Express Transit is one of the great features of Apple Pay Suica. Apple support says,
If your Suica card is set as your Express Transit card, simply hold the top of your iPhone or Apple Watch within a few centimeters of the ticket gate scanner when you enter and exit. Your iPhone or Apple Watch must be turned on, but it doesn’t have to be connected to a network. You don’t need to wake or unlock your device or open an app when you enter or exit the ticket gates. You’ll see Done and a checkmark on the display.
This works for store purchases too. iPhone X users still getting used to the Apple Pay double click side button Face ID gesture really appreciate the simplicity of Express Transit Suica. Express Transit is also secure:
- Suica can only hold up to ¥20,000 at a given time
- Express Transit is not enabled until the iPhone passcode is entered and Touch ID / Face ID is enabled after turning on the device
- Express Transit is automatically disabled when Touch ID / Face ID is disabled
The video below illustrates Suica Express Transit security on iPhone X:
- iPhone is powered on, Face ID not yet enabled
- Face ID enabled, Express Transit off
- Face ID disabled via the side buttons, Express Transit disabled
As the video is made to show, Apple Pay Suica without Express Transit is awkward and almost useless. Apple could improve the Apple Pay Face ID experience by making the default card selection more intuitive, or better yet automatically matching the right card type (Suica, iD, QUICPay) for the reader signal when paying at the cash register

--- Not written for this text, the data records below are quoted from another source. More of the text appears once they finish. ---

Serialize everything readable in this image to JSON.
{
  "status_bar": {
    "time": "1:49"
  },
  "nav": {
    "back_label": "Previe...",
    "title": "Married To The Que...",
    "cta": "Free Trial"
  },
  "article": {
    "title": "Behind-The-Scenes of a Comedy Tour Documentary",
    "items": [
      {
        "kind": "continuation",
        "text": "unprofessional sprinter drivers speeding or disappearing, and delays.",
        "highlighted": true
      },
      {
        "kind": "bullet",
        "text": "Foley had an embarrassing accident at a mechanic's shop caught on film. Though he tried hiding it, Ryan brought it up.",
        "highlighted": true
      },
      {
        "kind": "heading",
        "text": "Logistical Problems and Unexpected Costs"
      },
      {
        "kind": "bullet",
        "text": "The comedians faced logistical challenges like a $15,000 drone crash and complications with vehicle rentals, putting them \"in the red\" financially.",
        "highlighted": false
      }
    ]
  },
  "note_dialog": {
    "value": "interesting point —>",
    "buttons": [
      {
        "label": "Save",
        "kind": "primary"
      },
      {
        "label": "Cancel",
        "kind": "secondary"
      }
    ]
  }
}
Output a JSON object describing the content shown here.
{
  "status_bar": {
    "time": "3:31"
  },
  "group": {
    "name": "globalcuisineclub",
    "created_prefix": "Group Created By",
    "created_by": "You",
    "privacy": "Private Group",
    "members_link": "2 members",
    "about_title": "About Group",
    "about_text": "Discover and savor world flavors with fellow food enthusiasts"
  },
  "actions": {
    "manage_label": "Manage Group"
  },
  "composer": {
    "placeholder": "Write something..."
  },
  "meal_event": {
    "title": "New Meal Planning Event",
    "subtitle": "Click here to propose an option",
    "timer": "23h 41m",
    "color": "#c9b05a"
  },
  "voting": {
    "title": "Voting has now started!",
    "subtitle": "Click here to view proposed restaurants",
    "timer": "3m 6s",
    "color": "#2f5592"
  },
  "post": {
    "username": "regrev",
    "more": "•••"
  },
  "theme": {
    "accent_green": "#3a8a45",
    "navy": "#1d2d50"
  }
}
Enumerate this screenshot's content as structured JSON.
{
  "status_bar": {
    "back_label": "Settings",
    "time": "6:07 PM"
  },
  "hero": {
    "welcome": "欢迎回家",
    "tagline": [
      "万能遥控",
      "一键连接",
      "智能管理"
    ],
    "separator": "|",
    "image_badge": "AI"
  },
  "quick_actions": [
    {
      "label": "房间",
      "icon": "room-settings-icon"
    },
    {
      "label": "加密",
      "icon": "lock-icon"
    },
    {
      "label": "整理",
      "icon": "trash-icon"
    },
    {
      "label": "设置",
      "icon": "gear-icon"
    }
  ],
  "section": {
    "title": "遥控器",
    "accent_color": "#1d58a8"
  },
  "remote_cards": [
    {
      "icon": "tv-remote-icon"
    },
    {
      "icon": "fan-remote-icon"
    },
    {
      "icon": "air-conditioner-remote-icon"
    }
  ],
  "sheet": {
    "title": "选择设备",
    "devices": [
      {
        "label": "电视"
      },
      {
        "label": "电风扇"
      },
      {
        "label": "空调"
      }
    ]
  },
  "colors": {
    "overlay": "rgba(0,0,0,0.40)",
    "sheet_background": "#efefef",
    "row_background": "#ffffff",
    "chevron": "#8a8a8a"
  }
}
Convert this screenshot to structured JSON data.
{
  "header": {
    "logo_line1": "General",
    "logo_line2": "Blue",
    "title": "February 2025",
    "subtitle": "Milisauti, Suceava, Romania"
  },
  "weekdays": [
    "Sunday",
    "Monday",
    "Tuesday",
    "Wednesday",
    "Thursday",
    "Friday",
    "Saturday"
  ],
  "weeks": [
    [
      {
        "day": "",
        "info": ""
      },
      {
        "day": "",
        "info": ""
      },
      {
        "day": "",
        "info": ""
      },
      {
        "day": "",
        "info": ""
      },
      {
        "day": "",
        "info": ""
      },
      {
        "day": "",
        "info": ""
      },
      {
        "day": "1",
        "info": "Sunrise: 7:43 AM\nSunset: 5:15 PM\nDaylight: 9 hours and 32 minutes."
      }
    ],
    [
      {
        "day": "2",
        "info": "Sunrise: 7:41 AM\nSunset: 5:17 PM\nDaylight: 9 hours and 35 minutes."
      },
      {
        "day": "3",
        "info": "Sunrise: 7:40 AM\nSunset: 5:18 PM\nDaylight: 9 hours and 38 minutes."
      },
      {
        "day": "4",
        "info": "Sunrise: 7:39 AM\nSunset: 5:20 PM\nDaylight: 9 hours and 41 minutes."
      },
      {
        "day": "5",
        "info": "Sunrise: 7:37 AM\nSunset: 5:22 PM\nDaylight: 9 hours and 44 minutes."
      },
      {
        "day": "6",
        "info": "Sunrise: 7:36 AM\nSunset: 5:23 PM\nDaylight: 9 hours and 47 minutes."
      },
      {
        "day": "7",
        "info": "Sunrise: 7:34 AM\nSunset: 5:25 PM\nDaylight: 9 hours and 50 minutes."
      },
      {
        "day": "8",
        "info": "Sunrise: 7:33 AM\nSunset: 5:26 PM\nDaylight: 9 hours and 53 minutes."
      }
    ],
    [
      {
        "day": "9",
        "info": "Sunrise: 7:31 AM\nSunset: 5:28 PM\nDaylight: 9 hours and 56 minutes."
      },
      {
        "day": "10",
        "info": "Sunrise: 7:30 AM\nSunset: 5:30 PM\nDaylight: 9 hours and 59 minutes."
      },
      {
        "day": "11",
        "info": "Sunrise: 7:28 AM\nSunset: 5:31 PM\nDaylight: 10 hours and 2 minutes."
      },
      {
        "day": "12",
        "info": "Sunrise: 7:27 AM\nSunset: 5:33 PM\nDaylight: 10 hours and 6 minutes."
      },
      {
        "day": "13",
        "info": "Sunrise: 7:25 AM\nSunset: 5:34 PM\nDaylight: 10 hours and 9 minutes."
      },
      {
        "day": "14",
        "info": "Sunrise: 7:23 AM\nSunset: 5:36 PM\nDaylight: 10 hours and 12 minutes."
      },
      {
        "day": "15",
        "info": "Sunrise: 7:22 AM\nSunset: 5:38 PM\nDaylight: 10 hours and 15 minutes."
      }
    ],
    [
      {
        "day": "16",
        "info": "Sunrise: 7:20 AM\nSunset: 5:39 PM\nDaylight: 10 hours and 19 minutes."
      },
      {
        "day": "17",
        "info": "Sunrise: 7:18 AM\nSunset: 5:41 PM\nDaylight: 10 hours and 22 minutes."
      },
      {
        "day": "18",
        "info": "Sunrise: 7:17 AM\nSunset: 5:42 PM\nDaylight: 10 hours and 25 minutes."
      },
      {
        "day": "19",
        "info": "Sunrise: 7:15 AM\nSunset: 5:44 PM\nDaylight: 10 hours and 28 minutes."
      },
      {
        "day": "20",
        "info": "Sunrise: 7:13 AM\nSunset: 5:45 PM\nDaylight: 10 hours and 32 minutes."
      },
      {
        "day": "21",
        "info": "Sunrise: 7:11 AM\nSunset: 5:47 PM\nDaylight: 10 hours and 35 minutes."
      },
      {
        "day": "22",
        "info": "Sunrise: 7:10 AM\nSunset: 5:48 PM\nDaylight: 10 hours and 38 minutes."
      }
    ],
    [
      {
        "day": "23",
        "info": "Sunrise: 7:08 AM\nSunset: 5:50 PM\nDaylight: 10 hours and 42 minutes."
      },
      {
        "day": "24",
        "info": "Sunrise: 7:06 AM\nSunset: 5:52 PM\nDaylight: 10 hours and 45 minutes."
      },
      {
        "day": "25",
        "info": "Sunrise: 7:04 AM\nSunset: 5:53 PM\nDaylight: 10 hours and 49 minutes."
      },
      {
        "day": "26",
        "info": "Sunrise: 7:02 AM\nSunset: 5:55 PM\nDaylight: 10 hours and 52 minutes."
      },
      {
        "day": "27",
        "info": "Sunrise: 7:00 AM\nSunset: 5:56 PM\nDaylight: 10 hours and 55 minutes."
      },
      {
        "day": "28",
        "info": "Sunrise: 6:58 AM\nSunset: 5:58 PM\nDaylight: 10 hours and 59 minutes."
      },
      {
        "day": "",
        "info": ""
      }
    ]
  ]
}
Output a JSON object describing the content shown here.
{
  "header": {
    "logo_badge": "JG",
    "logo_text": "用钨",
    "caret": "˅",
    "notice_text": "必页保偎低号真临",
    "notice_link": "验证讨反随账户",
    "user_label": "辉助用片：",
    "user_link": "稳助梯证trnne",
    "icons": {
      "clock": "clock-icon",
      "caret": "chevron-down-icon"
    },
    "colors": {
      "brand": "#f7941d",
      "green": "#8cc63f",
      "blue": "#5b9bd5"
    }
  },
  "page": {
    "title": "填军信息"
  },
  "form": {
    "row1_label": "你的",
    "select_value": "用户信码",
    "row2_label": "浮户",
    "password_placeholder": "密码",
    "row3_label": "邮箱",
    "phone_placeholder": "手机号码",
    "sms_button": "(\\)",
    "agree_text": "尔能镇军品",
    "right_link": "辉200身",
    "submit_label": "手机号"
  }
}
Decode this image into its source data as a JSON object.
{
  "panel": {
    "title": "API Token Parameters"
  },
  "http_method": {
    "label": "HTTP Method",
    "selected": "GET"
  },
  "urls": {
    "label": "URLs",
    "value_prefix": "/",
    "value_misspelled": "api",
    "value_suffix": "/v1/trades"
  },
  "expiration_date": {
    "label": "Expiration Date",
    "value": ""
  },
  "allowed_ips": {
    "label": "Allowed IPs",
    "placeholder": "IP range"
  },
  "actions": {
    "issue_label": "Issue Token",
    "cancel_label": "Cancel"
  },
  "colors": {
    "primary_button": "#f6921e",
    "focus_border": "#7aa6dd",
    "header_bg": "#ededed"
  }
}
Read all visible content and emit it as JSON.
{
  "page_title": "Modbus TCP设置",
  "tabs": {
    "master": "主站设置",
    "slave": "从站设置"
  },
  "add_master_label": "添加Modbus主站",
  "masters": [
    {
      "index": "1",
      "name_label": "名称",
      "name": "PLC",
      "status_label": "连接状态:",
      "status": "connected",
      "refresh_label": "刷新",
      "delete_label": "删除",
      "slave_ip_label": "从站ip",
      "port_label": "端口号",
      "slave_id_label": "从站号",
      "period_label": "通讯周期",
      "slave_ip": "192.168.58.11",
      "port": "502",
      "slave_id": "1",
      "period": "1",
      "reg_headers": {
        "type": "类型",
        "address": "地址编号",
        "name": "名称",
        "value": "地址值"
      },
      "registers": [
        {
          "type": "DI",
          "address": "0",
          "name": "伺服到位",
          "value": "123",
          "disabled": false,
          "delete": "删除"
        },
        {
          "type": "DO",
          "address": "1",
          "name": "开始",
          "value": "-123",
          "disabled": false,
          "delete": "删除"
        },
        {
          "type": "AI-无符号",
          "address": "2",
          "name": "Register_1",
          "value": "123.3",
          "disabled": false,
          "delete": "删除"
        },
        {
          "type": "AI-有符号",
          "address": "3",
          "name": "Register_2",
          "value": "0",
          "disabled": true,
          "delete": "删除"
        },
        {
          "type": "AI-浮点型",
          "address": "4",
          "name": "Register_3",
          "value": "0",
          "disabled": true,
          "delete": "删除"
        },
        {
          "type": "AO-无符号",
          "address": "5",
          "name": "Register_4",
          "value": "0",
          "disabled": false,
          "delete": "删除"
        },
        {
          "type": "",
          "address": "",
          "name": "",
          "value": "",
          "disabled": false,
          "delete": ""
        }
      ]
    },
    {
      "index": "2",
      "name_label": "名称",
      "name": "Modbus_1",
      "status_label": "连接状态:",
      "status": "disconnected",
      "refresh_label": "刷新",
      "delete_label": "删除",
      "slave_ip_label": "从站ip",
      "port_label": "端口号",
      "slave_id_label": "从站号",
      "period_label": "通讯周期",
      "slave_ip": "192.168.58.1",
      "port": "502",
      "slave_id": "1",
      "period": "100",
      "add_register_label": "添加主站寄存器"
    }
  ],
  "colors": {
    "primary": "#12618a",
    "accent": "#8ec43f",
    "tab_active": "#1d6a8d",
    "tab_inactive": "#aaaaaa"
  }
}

One feature that Mobile Suica on Android Japanese carrier devices have over Apple Pay Suica is that Mobile Suica works on those devices even when the power is off. The recently launched Smart Octopus service on Samsung Pay Galaxy phones works the same way. Transactions are limited when power is off but it works. Samsung also recommends keeping the device off because once the battery is completely dead, so is Smart Octopus. It’s the same for Mobile Suica on Android.
Reddit user FeliCa Dude posted an explanation of the FeliCa differences between Android Japanese smartphones with the ‘Osaifu Keitai’ software stack and iOS:
If you turn off your phone, you can still use the FeliCa services that you have provisioned. If your phone runs out of battery, you can still use your Mobile Suica, Edy, etc. The HLOS (ie: Android) doesn’t have to be running, because the inductive field of the card reader plus a small trickle of current from the battery is sufficient to power the CLF and SE.
Apple Pay is different: it’s a NXP NFC chip with embedded keys from FeliCa Networks, and it can’t function without iOS running.
Suica Auto Charge Security
Suica Auto Charge is one of the extra Apple Pay Suica features users can add with Suica App and a JR East View card. You might think that Suica Auto Charge used with Express Transit is a security risk but Suica Auto Charge has some interesting security limitations:
Auto Suica Charge only works on Suica and PASMO region transit gates. It doesn’t work on transit gates outside of the region, store purchases, vending machines, etc. This limits Suica Auto Charge to riding trains in the Tokyo area. If somebody swipes your iPhone only the Suica balance is at risk and you can disable Suica instantly by putting iPhone in Lost Mode.
The new iPhone XS and iPhone XR have new Apple A12 Bionic powered NFC features: Express Cards with power reserve and Background Tag Reading. With power reserve you can use Apple Pay Suica on iPhone XS/XR for transit, purchase and recharge even with the battery run down. A review of Apple Pay Suica Express Cards with power reserve is here.